In patients with no additional risk factor, sclerotherapy is a very safe treatment option.
6. Will abnormal veins keep coming back?
Generally, veins treated adequately by sclerotherapy do not recur.
It is more important, however, to understand that the underlying weakness in the vein walls is not corrected by sclerotherapy and therefore new vessels will be expected to appear with time.
It is important to maintain normal body weight, exercise regularly and avoid wearing high-heeled shoes to minimise the development of dilated veins.
An annual check-up is recommended to detect the development of new veins earlier. These can then be treated far more readily. Future sclerotherapy treatments should be expected in most cases
7. Can sclerotherapy be undergone if pregnant or breast-feeding?
Sclerotherapy should not be performed on patients who are pregnant or intending to become pregnant. The same rule applies to mothers who are breast feeding. There is no current data available on the effect of using sclerosants during pregnancy or breast feeding.
If planning a pregnancy, undergoing sclerotherapy treatment well in advance of becoming pregnant is advisable as it may assist in reducing the overall disease progression during pregnancy. Unlike surgical stripping, new varicose veins that may appear following pregnancy can be quite easily managed with sclerotherapy.
8. How long does the procedure take?
Sclerotherapy procedures are remarkably painless and do not involve long procedures or hospital stays.

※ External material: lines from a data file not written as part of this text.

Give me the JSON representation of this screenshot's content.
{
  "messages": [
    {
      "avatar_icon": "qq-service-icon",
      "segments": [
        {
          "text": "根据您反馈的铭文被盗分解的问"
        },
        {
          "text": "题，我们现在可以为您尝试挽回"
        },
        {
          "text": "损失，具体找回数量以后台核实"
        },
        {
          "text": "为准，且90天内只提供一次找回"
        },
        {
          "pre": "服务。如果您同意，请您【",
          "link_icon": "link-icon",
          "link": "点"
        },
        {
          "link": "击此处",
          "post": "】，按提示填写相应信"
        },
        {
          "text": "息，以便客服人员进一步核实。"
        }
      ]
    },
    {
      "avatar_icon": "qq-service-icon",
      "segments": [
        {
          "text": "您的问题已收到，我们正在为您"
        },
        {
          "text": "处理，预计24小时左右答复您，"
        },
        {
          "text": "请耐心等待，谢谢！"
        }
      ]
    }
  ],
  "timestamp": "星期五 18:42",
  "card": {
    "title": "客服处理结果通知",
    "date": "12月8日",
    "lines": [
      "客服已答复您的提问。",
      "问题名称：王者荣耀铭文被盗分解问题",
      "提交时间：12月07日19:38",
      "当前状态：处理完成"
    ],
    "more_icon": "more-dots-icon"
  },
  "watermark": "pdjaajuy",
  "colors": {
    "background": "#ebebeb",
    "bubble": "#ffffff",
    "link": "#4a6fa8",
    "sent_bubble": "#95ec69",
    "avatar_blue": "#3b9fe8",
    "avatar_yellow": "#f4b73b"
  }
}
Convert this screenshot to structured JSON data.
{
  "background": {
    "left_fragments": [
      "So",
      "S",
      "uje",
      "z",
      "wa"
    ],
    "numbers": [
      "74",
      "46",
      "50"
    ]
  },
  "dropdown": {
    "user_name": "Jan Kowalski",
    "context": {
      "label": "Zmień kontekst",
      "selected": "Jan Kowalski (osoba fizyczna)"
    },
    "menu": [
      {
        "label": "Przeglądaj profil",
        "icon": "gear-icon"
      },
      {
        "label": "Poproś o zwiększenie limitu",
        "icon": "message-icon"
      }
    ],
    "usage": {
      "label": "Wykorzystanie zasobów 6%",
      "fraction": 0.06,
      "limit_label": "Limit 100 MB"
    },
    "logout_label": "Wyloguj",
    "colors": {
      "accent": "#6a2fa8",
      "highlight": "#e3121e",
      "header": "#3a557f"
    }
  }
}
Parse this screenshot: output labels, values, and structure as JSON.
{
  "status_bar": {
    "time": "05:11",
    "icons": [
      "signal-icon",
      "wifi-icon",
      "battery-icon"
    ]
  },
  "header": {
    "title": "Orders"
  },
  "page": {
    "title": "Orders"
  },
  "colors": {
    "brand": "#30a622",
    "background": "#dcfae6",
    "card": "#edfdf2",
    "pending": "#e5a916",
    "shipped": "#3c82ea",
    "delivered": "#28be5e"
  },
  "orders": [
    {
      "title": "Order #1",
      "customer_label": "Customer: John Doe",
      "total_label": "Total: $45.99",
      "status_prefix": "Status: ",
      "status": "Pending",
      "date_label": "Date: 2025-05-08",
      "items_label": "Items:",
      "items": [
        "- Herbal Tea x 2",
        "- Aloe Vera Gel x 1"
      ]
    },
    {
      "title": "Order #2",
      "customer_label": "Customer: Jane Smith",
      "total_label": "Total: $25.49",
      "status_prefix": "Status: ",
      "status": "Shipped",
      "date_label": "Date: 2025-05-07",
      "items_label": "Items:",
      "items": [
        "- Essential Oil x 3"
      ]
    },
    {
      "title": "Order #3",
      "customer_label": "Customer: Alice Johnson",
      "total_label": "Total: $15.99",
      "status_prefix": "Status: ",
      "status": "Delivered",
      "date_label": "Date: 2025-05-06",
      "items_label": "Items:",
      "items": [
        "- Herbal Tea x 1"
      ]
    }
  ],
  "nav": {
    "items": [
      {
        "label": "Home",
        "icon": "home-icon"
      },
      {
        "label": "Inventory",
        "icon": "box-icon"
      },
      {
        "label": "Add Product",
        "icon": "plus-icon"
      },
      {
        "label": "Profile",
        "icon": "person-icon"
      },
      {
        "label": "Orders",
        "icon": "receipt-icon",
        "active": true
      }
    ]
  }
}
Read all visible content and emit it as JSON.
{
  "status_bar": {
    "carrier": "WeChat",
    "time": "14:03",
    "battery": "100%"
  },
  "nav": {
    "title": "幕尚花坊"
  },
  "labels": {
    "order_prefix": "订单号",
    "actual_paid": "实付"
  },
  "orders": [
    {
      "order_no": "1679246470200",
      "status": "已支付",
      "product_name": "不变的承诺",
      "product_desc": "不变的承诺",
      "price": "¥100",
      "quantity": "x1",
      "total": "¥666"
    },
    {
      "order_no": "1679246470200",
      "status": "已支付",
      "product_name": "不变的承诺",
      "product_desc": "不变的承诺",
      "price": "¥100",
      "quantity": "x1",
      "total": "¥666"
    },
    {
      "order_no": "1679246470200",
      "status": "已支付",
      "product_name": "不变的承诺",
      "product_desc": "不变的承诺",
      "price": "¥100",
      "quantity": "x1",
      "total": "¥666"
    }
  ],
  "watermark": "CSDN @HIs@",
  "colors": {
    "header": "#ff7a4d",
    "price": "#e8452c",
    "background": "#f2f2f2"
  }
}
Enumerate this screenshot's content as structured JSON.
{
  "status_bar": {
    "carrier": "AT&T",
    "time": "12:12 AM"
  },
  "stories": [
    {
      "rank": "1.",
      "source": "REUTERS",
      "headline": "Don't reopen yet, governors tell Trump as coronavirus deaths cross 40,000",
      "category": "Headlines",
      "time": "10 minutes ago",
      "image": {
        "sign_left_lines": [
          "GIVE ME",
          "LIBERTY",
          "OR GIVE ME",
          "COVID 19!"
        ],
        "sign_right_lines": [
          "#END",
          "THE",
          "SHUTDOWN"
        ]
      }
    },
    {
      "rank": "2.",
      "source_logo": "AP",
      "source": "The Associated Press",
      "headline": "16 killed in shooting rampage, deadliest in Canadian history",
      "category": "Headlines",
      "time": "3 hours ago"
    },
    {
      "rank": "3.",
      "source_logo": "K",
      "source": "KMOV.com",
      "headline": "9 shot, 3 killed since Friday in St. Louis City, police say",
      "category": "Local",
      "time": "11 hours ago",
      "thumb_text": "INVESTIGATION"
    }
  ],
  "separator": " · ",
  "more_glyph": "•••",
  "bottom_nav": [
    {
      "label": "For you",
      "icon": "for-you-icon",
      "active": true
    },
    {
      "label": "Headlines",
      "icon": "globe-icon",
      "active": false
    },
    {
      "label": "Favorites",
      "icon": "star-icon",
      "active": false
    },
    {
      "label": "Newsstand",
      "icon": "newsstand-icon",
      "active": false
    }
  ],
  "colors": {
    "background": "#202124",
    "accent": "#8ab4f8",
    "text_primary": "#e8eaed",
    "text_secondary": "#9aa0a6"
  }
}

The micro-sclerotherapy procedure is performed in the treatment room and takes approximately 1 hour for the entire process. This includes set-up, pack-up, application of stockings etc. The ultrasound-guided sclerotherapy procedure takes approximately the same amount of time but is performed in the vascular laboratory at the same premises.